TRY IT
Would you restate the listing word for word, with the images omitted?
"""
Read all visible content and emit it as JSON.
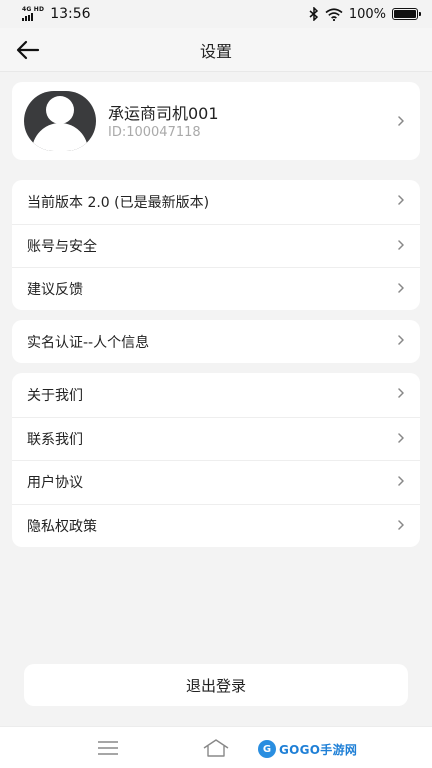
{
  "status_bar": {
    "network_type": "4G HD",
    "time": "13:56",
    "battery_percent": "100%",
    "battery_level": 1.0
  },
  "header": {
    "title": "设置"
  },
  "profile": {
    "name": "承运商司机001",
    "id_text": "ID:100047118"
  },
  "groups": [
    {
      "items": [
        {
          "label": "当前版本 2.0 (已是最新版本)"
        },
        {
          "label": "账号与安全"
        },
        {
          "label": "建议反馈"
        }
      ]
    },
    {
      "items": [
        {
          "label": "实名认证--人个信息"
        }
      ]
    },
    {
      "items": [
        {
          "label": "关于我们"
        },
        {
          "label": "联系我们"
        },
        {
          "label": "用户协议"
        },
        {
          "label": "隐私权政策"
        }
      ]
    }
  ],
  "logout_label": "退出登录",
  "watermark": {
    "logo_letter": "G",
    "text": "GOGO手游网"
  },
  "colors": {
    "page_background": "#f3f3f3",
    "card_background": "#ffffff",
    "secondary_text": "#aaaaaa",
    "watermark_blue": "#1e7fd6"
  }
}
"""
WRITTEN SOLUTION
Read all visible content and emit it as JSON.
{
  "status_bar": {
    "network_type": "4G HD",
    "time": "13:56",
    "battery_percent": "100%",
    "battery_level": 1.0
  },
  "header": {
    "title": "设置"
  },
  "profile": {
    "name": "承运商司机001",
    "id_text": "ID:100047118"
  },
  "groups": [
    {
      "items": [
        {
          "label": "当前版本 2.0 (已是最新版本)"
        },
        {
          "label": "账号与安全"
        },
        {
          "label": "建议反馈"
        }
      ]
    },
    {
      "items": [
        {
          "label": "实名认证--人个信息"
        }
      ]
    },
    {
      "items": [
        {
          "label": "关于我们"
        },
        {
          "label": "联系我们"
        },
        {
          "label": "用户协议"
        },
        {
          "label": "隐私权政策"
        }
      ]
    }
  ],
  "logout_label": "退出登录",
  "watermark": {
    "logo_letter": "G",
    "text": "GOGO手游网"
  },
  "colors": {
    "page_background": "#f3f3f3",
    "card_background": "#ffffff",
    "secondary_text": "#aaaaaa",
    "watermark_blue": "#1e7fd6"
  }
}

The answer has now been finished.